== Segment start ==
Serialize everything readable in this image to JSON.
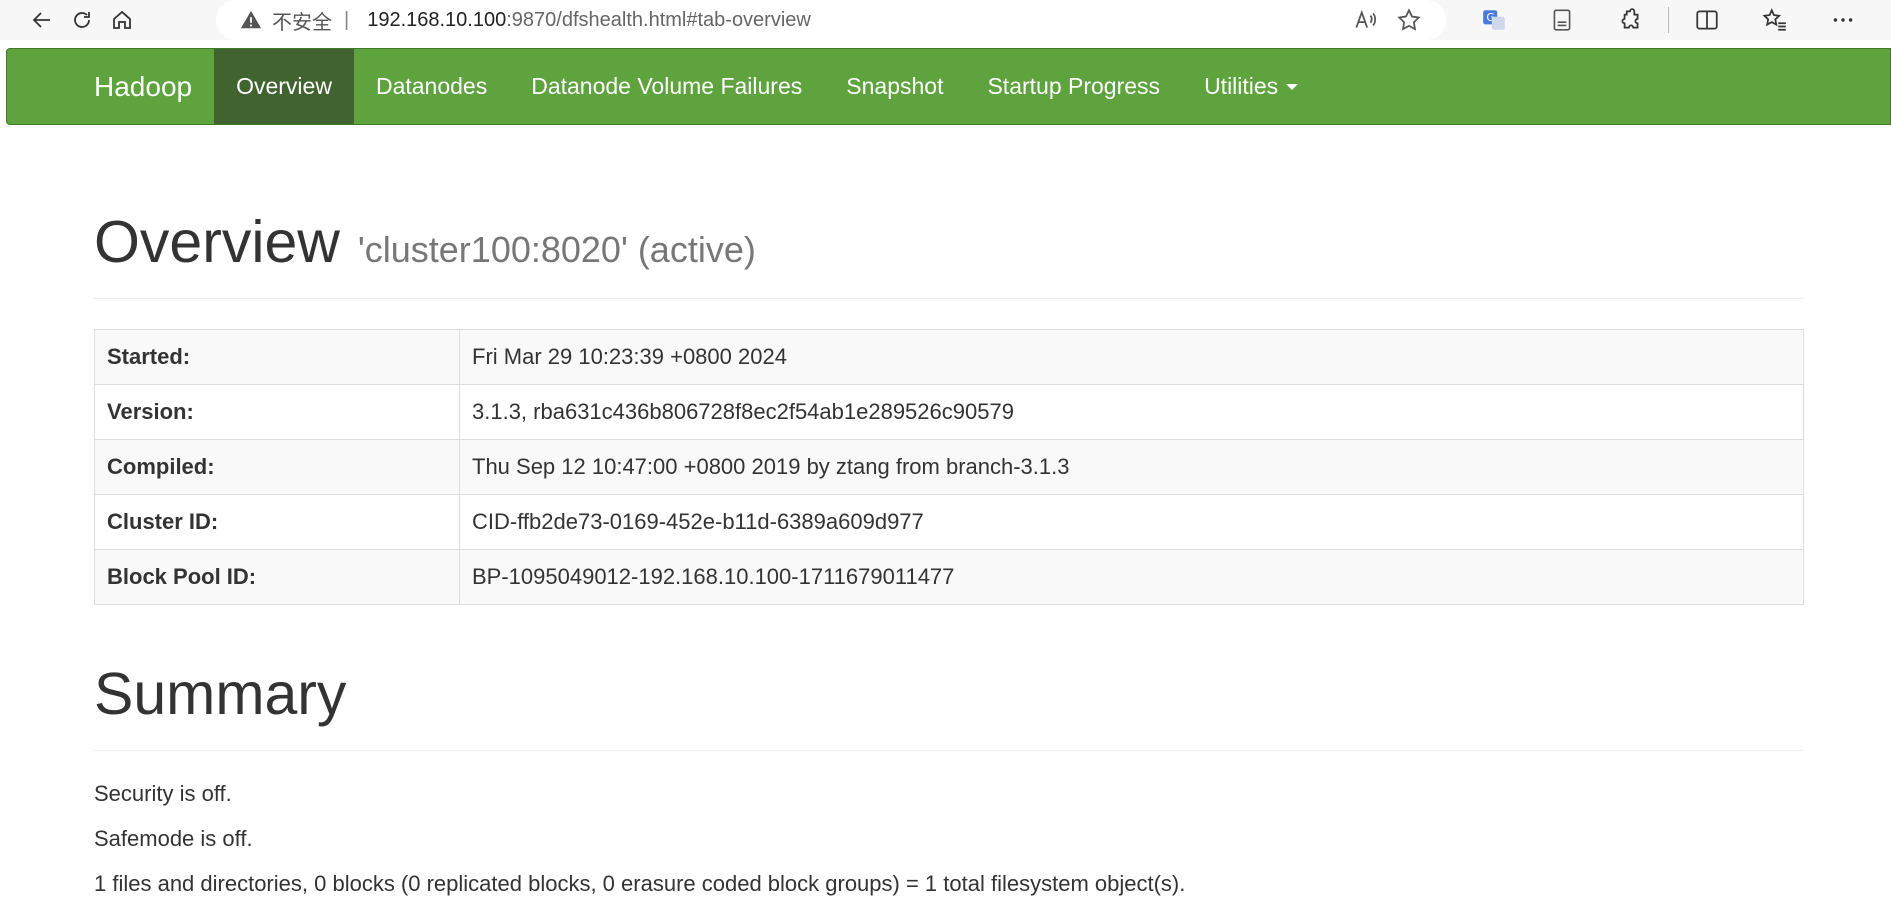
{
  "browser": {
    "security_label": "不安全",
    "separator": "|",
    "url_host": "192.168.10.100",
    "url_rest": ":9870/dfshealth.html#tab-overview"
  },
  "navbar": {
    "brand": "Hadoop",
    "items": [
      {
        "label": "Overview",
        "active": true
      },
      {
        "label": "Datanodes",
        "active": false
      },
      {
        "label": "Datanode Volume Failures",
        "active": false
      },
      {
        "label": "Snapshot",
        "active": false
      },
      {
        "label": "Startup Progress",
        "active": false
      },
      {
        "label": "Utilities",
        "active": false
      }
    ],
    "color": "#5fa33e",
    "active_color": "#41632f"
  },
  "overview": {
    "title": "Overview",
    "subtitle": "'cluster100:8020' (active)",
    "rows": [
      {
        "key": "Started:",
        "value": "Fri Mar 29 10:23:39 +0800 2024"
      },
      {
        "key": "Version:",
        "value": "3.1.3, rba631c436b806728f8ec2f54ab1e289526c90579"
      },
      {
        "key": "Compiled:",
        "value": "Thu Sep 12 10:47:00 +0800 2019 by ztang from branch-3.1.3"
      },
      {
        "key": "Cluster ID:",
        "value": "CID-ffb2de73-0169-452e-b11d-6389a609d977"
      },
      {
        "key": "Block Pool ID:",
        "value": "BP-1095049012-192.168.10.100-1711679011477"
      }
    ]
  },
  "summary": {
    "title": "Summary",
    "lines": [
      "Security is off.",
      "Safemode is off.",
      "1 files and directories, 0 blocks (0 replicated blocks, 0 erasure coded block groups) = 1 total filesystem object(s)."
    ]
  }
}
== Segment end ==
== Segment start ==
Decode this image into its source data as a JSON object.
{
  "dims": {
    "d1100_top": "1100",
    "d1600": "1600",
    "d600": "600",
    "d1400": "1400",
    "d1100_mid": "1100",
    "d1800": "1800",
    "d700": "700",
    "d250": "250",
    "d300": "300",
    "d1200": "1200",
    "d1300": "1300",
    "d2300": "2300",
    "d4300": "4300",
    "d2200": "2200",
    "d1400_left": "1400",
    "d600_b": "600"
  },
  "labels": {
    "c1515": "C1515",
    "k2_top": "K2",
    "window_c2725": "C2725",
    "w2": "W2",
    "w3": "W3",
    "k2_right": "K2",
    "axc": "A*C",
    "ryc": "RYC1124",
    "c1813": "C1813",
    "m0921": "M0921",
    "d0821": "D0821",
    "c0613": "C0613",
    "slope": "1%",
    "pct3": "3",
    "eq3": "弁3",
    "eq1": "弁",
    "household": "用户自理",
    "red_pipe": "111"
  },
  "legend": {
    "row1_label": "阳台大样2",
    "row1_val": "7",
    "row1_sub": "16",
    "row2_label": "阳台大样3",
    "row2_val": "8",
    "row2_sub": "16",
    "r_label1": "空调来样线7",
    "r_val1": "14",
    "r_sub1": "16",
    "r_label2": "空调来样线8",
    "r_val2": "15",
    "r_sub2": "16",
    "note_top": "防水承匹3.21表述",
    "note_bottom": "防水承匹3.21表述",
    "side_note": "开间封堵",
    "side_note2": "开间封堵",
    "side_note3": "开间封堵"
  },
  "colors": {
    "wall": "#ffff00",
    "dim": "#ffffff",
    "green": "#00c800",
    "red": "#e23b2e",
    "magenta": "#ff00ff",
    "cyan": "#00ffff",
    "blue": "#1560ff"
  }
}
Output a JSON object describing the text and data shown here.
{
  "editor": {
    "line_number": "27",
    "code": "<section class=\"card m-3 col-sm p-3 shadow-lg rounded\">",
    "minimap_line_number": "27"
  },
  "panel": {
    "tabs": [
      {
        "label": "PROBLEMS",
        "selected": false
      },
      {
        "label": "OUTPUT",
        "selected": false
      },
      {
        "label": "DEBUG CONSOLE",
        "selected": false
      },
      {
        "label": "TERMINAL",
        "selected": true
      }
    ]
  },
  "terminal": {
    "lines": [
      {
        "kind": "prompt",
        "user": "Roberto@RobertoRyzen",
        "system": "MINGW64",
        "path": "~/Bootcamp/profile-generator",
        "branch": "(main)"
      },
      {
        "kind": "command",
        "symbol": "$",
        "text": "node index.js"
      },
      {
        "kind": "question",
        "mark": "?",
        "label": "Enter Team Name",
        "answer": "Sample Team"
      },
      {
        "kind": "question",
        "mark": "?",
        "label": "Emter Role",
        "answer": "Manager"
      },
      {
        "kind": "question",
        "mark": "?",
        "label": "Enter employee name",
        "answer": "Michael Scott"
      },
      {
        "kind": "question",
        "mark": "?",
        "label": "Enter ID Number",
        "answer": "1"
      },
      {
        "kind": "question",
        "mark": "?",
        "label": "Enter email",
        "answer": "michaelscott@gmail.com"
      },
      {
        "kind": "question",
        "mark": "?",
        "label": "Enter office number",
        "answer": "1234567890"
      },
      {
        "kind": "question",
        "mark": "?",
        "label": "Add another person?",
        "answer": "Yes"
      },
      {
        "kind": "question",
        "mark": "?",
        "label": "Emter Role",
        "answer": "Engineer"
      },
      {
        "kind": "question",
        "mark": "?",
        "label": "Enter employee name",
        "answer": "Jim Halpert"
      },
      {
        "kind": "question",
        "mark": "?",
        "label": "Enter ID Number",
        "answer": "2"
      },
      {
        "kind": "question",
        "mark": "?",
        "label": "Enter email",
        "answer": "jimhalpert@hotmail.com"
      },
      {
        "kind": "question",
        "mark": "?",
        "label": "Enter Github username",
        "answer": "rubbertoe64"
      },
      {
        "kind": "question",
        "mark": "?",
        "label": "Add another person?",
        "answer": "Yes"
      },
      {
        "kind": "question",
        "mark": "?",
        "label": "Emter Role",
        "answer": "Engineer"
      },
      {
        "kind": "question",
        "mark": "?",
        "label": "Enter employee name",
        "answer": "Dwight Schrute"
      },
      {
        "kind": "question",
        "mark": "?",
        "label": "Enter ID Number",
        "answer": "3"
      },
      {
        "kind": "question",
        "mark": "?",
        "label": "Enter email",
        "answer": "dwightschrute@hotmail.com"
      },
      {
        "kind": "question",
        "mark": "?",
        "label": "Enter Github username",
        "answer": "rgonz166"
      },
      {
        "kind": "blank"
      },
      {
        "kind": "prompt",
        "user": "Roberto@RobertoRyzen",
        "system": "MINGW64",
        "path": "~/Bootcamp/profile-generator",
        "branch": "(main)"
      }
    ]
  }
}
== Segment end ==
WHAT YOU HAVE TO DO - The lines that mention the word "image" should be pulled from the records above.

EXERCISE SOLUTION -
Serialize everything readable in this image to JSON.
Decode this image into its source data as a JSON object.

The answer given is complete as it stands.